Top of Dataset

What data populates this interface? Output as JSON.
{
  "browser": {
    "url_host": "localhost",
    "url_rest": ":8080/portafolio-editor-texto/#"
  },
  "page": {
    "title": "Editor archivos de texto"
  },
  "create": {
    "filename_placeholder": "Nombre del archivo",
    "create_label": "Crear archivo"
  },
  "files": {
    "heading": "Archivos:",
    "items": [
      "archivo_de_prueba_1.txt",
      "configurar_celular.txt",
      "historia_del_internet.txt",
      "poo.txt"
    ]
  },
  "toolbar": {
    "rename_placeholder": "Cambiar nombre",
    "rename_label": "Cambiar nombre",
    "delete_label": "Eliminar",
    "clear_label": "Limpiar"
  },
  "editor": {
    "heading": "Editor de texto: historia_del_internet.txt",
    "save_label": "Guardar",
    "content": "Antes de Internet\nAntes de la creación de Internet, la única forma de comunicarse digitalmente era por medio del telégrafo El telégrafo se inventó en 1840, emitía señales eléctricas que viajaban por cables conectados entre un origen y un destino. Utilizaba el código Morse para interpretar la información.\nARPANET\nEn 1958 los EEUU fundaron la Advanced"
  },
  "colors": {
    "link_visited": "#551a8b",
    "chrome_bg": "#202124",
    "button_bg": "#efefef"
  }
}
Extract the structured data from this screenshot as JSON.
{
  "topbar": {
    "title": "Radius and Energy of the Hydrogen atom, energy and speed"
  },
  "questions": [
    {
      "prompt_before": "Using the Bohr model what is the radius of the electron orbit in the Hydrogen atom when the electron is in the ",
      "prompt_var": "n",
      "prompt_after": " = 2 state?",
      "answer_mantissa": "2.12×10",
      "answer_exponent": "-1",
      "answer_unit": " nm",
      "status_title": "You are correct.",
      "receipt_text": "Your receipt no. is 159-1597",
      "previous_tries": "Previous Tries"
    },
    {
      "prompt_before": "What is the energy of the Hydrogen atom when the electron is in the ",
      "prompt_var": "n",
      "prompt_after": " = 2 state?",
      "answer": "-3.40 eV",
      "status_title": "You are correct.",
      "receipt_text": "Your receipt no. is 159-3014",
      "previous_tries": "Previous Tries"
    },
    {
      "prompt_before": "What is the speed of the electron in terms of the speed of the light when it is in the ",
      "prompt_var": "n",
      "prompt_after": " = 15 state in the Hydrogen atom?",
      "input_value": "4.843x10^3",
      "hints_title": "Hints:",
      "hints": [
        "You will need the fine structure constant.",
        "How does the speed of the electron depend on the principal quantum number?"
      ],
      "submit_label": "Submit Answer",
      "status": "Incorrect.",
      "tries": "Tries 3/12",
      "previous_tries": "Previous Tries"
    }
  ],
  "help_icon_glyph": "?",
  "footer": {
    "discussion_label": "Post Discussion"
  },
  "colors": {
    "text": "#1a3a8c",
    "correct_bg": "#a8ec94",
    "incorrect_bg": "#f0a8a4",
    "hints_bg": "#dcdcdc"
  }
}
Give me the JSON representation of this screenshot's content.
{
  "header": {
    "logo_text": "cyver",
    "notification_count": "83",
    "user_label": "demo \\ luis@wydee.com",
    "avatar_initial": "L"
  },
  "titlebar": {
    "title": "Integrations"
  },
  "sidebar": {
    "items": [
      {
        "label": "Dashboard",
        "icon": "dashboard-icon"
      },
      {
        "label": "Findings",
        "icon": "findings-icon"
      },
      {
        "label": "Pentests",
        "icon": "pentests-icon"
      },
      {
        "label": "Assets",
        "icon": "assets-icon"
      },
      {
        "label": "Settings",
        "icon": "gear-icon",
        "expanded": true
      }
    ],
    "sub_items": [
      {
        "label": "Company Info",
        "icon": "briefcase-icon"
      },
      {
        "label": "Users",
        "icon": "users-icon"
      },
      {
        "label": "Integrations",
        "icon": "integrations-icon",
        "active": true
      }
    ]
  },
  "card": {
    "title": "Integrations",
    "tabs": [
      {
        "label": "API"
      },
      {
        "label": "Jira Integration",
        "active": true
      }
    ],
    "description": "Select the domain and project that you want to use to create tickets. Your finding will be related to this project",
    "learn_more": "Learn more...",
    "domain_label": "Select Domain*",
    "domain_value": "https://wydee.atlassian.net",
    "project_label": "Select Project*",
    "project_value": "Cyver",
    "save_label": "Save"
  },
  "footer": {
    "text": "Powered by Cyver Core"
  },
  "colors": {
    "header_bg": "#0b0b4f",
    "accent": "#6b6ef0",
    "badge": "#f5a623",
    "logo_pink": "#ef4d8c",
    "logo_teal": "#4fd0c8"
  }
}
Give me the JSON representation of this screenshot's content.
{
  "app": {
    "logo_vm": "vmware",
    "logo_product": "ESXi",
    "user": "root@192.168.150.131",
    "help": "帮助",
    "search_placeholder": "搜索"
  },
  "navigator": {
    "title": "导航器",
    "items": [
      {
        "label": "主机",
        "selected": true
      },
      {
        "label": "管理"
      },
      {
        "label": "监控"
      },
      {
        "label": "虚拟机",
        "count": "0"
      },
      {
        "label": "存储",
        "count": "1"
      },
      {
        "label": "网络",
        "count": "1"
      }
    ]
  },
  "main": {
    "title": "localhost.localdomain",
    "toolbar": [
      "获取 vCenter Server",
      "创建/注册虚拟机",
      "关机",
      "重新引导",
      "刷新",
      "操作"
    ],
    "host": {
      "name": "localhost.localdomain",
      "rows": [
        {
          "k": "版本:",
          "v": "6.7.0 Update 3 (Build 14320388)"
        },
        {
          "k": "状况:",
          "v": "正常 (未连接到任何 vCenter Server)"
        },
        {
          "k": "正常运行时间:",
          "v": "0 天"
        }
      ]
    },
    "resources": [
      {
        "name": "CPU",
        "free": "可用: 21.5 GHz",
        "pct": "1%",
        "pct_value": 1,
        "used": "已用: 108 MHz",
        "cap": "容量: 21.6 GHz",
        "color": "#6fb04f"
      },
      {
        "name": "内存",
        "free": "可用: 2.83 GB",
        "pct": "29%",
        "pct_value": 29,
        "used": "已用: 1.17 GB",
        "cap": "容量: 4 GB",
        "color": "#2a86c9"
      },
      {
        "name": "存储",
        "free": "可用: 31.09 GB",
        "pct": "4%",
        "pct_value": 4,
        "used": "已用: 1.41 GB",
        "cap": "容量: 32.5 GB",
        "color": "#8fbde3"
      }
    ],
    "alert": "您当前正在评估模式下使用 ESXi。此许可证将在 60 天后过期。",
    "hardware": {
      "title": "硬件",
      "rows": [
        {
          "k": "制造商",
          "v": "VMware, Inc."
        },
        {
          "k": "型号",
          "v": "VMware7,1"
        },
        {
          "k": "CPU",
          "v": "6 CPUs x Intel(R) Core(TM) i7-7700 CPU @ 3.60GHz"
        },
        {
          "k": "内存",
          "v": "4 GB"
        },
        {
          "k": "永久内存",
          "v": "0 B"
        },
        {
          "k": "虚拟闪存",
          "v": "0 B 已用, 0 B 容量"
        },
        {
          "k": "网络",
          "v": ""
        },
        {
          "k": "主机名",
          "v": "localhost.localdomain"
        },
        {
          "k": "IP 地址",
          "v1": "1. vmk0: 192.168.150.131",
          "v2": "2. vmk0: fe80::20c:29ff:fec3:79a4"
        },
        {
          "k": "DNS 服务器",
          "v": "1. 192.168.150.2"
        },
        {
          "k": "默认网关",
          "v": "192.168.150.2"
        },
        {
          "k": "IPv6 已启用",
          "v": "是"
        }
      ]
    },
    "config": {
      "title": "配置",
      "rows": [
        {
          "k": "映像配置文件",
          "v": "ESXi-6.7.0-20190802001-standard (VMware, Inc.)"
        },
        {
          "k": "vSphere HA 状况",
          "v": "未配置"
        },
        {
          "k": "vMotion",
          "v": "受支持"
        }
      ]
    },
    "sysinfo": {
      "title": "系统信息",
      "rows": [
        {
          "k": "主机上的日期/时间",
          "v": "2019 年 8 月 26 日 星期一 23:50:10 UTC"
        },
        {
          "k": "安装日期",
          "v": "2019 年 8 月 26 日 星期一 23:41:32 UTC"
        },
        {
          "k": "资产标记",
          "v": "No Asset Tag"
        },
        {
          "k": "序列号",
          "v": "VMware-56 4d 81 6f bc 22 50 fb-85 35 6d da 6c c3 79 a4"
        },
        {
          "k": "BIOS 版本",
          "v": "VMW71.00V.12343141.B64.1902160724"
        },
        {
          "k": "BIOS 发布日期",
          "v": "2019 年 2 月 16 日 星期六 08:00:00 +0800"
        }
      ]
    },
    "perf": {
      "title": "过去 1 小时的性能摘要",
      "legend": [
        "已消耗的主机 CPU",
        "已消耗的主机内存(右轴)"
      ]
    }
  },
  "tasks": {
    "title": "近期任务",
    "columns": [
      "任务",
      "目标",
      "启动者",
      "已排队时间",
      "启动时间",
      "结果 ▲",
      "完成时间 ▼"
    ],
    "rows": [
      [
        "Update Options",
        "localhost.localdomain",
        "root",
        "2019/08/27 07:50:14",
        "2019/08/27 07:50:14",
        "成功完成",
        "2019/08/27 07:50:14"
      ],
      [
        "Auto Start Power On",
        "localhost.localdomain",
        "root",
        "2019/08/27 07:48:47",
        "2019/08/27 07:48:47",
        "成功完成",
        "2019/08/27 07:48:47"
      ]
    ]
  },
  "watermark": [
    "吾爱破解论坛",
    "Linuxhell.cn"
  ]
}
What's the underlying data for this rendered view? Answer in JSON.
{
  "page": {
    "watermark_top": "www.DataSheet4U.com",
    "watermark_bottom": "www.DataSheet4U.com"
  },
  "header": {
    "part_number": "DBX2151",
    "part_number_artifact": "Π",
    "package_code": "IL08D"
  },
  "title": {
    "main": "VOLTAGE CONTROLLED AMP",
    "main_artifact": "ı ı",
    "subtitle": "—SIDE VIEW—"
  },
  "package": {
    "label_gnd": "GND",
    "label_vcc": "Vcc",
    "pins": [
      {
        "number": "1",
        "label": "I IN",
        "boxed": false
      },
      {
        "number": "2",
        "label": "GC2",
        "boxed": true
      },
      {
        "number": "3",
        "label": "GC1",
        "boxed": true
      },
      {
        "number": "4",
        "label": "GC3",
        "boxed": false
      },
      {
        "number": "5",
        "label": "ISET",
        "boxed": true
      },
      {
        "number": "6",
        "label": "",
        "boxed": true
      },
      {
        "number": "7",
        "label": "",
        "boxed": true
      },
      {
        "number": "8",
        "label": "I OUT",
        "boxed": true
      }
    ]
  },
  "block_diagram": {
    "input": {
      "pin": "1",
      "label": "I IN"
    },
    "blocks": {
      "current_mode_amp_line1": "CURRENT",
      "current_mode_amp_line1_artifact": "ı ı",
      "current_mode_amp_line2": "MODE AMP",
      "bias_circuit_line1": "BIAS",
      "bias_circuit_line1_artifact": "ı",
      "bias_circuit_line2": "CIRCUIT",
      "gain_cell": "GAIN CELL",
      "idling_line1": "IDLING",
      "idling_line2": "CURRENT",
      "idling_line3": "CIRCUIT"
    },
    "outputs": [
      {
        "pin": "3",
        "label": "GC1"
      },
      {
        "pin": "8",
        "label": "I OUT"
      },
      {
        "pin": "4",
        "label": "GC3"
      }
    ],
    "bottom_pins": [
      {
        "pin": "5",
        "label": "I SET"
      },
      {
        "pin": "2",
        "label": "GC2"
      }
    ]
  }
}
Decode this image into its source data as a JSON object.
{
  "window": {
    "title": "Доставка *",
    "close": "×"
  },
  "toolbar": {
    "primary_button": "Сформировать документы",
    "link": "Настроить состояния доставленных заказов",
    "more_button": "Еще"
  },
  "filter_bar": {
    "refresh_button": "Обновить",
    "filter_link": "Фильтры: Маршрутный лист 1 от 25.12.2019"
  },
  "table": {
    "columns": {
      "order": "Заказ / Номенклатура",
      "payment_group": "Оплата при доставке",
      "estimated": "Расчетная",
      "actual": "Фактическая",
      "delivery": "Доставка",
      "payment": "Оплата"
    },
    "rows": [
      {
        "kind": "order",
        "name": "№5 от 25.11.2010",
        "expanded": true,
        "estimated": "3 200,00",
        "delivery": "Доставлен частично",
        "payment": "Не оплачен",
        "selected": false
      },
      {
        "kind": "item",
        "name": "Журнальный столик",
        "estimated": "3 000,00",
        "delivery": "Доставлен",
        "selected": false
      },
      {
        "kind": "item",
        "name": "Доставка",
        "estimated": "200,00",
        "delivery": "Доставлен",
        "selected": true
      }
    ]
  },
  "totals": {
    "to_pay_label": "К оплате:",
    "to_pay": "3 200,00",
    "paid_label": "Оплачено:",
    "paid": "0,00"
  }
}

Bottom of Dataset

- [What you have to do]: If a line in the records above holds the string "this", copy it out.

- [Task result]:
What data populates this interface? Output as JSON.
Extract the structured data from this screenshot as JSON.
Give me the JSON representation of this screenshot's content.
    "description": "Select the domain and project that you want to use to create tickets. Your finding will be related to this project",
Give me the JSON representation of this screenshot's content.
What's the underlying data for this rendered view? Answer in JSON.
Decode this image into its source data as a JSON object.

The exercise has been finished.